Nevertheless, Ireland’s representative on the ECB board said anticipation of the ECB’s new bond buying plan had had a “dramatic” effect in reducing peripheral countries’ bond yields.
Honohan also warned that a plan for Europe-wide banking union, another plank of the euro zone’s strategy to tackle its three-year debt crisis, might not fulfil all the expectations placed on it.
“I think we’re in for a period of time in which spreads from different countries in the euro zone are going to remain different for quite a while,” Honohan told an audience at an event in Edinburgh.
“It’s not all going to be fixed before the end of the year.”
Fears were reignited this week that Europe’s troubles could flare anew after a public spat between Greece’s international lenders over how it can bring its debts down to a sustainable level.
Honohan said it was up to them to solve the problem and it was not for him to comment on Greece’s situation.
Honohan, who also heads Ireland’s central bank, warned against expecting too much of the plan for a European banking union.
He said a deposit protection scheme would offer peace of mind to customers, but would not fully protect banks against wholesale bank runs.
Divisions over the ECB’s cross-border supervisory powers overshadowed fresh European Union attempts on Tuesday to agree the key reform, which some officials fear could now unravel.
Honohan also doubted whether another element of the plan, a central scheme for winding down banks, would fully break the link between banks and governments.

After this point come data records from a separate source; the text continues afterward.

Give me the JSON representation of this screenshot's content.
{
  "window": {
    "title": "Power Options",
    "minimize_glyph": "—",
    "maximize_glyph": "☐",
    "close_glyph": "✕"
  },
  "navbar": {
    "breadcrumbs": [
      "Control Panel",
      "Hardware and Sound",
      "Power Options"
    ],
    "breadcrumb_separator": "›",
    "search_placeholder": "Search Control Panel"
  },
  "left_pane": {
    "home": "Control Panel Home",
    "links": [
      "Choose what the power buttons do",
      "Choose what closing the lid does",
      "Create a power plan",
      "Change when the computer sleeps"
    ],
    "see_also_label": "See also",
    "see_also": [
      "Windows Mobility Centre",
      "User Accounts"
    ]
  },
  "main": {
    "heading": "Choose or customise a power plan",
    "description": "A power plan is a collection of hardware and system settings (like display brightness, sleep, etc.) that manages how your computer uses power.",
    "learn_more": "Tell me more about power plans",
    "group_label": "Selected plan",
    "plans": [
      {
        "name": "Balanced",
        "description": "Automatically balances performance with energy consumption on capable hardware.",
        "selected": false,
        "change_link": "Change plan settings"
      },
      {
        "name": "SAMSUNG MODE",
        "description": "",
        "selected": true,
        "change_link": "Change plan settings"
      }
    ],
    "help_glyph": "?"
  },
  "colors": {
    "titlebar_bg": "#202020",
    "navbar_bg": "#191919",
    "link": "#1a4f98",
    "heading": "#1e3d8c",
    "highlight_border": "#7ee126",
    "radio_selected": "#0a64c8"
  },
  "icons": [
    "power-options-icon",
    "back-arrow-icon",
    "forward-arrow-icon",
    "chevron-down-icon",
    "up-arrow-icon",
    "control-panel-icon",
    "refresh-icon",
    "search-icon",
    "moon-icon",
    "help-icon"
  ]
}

“If greater private sector involvement in burden-sharing of future banking failures is envisaged, and if the single supervisory mechanism is sufficiently proactive and prompt, then it will not use substantial public funds,” Honohan said.

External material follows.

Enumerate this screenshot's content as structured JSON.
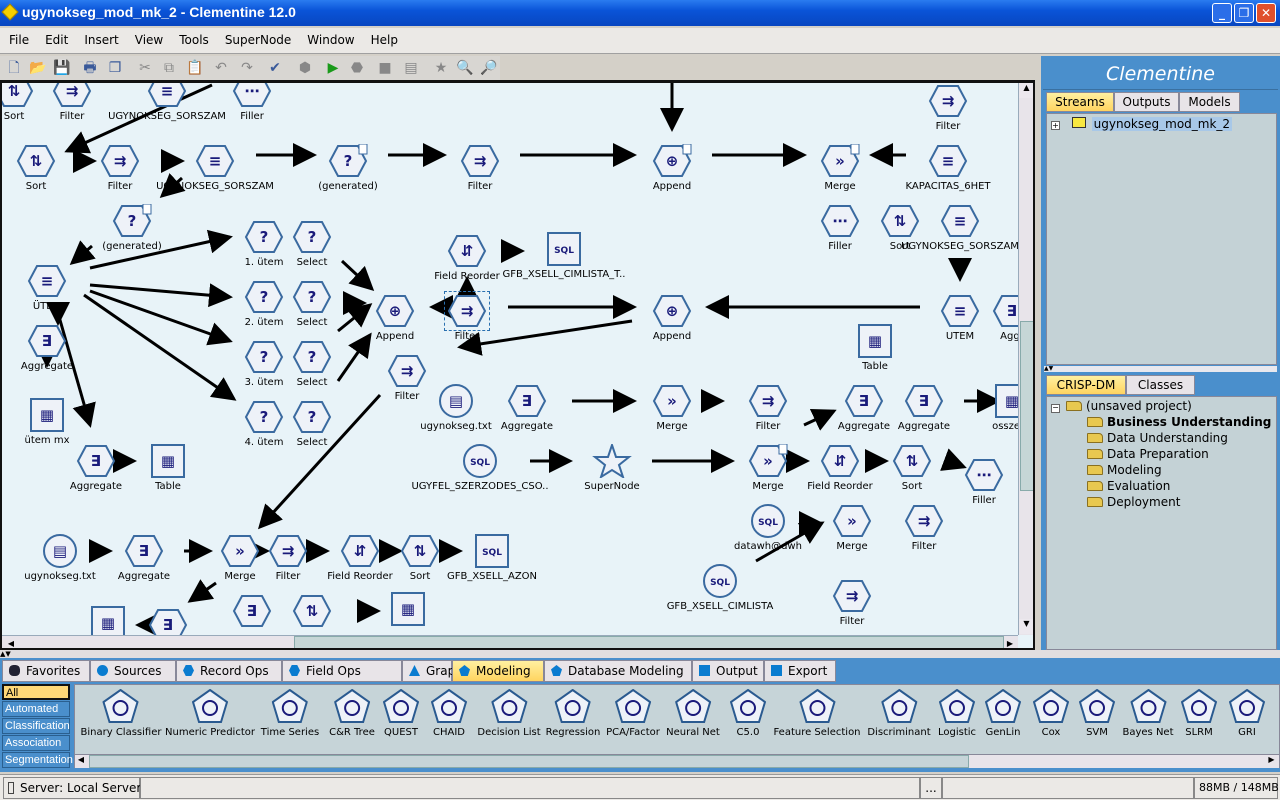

“But that is not how the recent wave of failures has been dealt with. Can we be sure that enough will have changed in this respect for the future, or will the public purse be called upon again?”
Honohan said the ECB was well equipped to take some of the necessary steps to tackle the euro zone debt crisis, “even though some of them pushed the frontier of conventional monetary policy”.
But he said designing the next actions would be challenging.
“The emergence of redenomination risk in market perceptions and its disruptive influence have generated undesired and damaging yield volatility. Additional corrective action, as recently announced, is clearly necessary,” he said.
Writing by Padraic Halpin in Dublin; Editing by Kevin Liffey